AIM OF THE TASK: Filter these entries down to lines holding "name".

■ ■ ■ ■ ■ ■ ■

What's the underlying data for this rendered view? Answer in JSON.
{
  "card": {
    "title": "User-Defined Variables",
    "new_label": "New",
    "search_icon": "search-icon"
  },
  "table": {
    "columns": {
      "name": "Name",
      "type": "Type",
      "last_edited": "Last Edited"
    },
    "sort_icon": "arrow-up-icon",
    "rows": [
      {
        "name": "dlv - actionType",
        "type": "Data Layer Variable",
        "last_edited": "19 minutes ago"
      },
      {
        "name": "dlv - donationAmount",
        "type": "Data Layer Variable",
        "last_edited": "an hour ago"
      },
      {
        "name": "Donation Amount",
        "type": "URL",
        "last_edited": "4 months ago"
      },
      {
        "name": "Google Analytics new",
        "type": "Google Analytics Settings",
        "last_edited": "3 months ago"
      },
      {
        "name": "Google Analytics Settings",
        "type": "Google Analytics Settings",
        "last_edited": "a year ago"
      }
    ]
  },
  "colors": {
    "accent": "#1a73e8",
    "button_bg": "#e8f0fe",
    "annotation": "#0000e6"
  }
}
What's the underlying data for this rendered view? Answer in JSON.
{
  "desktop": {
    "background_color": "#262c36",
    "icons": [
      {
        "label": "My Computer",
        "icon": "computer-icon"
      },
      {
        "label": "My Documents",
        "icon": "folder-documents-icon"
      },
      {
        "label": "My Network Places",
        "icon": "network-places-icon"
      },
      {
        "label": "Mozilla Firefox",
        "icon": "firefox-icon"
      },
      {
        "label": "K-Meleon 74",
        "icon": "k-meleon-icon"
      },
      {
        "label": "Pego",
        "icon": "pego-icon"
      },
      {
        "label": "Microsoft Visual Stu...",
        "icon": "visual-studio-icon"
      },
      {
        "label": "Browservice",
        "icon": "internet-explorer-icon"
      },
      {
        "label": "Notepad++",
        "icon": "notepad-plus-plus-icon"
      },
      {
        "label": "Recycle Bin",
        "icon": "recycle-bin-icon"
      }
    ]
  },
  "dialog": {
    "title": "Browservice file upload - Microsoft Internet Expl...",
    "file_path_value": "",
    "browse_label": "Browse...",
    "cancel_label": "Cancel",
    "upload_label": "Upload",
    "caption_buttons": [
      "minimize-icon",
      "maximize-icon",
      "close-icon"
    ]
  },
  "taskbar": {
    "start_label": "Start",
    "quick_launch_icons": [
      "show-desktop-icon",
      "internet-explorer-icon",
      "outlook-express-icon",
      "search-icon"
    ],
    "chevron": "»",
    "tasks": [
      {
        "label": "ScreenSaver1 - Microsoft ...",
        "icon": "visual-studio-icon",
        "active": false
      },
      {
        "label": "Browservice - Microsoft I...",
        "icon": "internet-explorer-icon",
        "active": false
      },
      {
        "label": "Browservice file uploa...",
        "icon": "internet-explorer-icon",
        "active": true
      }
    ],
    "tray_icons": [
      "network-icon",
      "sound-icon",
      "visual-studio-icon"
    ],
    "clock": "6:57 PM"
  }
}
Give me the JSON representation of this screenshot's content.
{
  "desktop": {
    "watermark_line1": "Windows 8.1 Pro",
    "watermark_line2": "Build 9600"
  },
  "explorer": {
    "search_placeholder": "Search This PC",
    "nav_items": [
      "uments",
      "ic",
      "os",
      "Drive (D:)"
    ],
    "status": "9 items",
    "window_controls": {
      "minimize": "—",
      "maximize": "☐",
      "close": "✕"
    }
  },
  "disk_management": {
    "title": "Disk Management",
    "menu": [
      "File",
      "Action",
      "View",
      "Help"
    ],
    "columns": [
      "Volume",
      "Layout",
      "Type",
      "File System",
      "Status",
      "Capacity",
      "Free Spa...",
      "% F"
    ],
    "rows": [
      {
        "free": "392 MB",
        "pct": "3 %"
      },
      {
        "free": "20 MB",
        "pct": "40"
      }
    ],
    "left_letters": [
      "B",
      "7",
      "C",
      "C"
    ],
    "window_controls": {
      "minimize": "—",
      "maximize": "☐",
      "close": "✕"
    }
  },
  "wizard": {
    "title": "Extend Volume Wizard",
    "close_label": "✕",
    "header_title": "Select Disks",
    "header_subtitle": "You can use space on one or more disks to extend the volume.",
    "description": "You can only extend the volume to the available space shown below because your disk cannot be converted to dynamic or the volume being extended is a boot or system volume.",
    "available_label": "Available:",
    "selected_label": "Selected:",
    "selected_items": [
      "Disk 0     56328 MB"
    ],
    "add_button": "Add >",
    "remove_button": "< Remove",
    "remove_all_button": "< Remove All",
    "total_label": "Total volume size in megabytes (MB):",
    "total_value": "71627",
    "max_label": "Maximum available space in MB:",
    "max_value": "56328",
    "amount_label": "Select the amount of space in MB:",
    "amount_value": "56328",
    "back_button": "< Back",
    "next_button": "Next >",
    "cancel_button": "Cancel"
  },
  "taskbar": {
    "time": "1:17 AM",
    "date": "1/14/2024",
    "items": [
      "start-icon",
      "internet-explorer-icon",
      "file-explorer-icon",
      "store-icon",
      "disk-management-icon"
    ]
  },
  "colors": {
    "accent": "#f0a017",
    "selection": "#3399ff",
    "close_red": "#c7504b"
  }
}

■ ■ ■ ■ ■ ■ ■

REPLY:
      "name": "Name",
        "name": "dlv - actionType",
        "name": "dlv - donationAmount",
        "name": "Donation Amount",
        "name": "Google Analytics new",
        "name": "Google Analytics Settings",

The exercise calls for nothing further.